Stored data
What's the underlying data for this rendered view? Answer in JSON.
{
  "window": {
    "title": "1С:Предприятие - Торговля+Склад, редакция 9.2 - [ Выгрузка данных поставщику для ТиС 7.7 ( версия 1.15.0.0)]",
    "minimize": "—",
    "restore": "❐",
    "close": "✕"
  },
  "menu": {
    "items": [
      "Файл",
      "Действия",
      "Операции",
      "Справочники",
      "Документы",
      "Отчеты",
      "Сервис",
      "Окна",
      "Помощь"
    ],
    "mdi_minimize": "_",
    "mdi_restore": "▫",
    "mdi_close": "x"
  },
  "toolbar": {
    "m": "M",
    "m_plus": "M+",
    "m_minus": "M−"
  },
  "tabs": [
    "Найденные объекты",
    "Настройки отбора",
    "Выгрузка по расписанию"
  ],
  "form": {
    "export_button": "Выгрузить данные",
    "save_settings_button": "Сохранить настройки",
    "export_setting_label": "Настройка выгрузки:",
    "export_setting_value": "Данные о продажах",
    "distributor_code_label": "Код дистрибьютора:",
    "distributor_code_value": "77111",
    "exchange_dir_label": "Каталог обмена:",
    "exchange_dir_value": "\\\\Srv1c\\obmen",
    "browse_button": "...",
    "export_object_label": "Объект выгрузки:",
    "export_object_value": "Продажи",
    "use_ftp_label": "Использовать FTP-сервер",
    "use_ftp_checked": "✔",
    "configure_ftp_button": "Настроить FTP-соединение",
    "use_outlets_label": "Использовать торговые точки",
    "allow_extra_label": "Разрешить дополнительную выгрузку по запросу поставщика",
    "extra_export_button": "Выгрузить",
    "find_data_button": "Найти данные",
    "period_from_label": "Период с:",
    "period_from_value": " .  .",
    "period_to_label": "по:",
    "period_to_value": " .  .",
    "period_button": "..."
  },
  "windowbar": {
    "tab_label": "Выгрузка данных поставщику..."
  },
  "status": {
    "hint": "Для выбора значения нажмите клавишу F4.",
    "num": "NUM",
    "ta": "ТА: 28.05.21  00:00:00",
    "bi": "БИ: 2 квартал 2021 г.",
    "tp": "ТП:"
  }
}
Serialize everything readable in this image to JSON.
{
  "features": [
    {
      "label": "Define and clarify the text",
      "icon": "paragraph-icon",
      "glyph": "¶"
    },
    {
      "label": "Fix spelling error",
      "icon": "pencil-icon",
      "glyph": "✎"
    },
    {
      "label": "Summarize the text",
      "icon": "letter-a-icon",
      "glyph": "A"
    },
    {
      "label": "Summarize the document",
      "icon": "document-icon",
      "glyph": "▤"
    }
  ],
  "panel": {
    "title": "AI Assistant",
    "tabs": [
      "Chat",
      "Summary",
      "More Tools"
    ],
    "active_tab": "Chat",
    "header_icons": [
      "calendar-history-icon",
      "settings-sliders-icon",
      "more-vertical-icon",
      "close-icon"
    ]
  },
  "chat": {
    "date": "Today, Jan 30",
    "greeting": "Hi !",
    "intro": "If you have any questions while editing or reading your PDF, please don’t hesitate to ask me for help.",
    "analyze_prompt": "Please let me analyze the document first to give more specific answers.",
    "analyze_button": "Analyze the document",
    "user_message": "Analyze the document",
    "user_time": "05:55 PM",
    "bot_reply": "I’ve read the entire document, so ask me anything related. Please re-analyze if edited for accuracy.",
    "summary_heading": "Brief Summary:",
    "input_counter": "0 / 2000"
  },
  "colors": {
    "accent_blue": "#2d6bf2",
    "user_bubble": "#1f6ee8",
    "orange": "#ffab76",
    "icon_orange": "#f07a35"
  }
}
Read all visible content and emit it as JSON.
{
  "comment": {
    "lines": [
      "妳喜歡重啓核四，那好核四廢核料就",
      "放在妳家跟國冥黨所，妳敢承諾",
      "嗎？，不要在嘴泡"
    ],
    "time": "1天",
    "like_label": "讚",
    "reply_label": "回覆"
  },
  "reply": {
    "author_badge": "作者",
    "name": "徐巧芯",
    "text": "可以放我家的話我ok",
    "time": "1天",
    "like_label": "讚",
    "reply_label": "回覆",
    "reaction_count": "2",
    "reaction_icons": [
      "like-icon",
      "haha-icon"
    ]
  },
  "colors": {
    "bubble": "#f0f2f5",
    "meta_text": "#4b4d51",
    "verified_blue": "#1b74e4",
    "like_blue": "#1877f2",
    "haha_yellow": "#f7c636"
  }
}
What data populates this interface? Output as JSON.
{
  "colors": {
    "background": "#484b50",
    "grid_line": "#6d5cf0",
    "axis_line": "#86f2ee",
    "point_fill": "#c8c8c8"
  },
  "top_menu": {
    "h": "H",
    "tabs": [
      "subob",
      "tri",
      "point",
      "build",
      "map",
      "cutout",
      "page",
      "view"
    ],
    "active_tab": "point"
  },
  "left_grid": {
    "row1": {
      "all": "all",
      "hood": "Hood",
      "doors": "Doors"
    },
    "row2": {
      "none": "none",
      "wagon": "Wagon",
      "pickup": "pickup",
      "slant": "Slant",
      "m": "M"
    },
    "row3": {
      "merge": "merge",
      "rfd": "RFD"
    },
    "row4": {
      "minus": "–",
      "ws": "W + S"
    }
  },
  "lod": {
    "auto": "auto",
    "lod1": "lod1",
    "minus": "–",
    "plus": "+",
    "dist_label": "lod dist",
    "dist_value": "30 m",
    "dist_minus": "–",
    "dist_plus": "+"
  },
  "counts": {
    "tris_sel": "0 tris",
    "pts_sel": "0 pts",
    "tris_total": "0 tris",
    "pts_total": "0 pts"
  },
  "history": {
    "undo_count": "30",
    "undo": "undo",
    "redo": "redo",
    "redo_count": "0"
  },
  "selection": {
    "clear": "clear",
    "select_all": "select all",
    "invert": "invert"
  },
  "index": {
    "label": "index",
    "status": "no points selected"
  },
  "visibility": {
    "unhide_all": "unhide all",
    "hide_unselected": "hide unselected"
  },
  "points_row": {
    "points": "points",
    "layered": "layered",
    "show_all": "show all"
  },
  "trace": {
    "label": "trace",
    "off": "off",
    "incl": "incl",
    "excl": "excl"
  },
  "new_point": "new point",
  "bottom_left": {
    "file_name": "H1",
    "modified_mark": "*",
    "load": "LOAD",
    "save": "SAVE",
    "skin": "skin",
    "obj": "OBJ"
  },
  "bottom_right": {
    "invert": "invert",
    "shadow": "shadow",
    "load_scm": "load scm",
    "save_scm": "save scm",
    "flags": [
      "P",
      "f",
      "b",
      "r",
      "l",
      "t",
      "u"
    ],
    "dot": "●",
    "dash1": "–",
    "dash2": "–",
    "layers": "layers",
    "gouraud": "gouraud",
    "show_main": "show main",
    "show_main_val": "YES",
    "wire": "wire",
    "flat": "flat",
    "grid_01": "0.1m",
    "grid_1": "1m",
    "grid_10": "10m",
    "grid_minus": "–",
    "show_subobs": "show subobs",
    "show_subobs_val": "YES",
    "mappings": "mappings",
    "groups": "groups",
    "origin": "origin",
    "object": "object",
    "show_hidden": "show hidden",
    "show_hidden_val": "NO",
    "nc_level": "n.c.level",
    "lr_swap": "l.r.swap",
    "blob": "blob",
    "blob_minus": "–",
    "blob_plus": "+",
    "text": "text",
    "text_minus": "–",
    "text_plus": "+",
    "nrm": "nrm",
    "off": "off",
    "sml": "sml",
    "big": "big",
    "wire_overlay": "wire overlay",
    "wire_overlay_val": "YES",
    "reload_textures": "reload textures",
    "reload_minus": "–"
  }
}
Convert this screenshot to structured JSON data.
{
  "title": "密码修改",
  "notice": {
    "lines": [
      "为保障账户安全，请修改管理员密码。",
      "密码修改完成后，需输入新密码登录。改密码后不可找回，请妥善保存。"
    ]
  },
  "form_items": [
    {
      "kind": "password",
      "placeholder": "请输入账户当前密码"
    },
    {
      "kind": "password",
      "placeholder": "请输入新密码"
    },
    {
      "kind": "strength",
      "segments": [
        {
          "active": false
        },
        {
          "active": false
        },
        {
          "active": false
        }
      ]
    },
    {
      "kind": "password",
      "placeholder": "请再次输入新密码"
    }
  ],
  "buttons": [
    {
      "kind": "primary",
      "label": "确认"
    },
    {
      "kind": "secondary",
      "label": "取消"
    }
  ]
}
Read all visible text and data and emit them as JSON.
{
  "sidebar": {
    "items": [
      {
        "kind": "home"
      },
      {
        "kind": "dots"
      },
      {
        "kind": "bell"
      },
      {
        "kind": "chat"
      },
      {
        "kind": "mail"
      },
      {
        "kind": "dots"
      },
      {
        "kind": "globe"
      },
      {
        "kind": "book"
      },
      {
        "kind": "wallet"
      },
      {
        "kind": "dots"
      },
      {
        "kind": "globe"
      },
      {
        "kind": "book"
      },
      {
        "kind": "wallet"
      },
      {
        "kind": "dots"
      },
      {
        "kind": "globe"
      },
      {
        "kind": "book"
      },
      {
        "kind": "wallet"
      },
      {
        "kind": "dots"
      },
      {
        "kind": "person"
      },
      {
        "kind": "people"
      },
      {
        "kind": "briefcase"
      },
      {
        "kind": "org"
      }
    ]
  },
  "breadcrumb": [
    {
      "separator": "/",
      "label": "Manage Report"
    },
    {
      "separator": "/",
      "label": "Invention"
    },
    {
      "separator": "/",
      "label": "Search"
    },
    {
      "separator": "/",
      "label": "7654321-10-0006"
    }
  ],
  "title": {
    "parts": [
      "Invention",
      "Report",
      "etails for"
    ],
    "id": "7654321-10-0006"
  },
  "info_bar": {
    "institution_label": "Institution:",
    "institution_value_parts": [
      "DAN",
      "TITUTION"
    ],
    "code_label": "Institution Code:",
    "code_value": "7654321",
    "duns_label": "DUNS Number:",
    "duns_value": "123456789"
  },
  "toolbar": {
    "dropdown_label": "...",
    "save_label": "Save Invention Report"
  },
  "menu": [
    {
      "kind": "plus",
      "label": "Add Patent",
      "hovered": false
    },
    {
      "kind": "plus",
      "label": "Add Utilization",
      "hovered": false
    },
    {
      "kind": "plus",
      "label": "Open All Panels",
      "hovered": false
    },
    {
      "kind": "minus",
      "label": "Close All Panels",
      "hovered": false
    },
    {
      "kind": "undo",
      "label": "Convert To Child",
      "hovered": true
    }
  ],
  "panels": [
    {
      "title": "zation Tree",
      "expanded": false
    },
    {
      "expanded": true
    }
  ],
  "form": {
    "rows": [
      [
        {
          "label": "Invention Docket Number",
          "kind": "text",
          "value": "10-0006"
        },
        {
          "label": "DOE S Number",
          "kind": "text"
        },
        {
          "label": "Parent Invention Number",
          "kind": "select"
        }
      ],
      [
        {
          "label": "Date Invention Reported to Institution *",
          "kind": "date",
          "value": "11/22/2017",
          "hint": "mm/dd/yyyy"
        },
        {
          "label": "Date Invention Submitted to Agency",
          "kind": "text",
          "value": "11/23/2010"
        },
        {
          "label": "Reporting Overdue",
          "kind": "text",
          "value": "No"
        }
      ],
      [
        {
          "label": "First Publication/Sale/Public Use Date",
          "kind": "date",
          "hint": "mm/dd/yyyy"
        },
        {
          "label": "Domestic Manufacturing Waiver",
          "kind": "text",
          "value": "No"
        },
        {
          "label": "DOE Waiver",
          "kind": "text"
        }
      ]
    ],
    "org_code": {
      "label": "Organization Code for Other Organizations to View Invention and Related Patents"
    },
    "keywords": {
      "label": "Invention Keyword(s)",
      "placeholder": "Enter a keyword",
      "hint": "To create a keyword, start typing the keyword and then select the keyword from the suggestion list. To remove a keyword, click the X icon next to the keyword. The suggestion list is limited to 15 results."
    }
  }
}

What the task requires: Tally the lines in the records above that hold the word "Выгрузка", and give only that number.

Task output: 3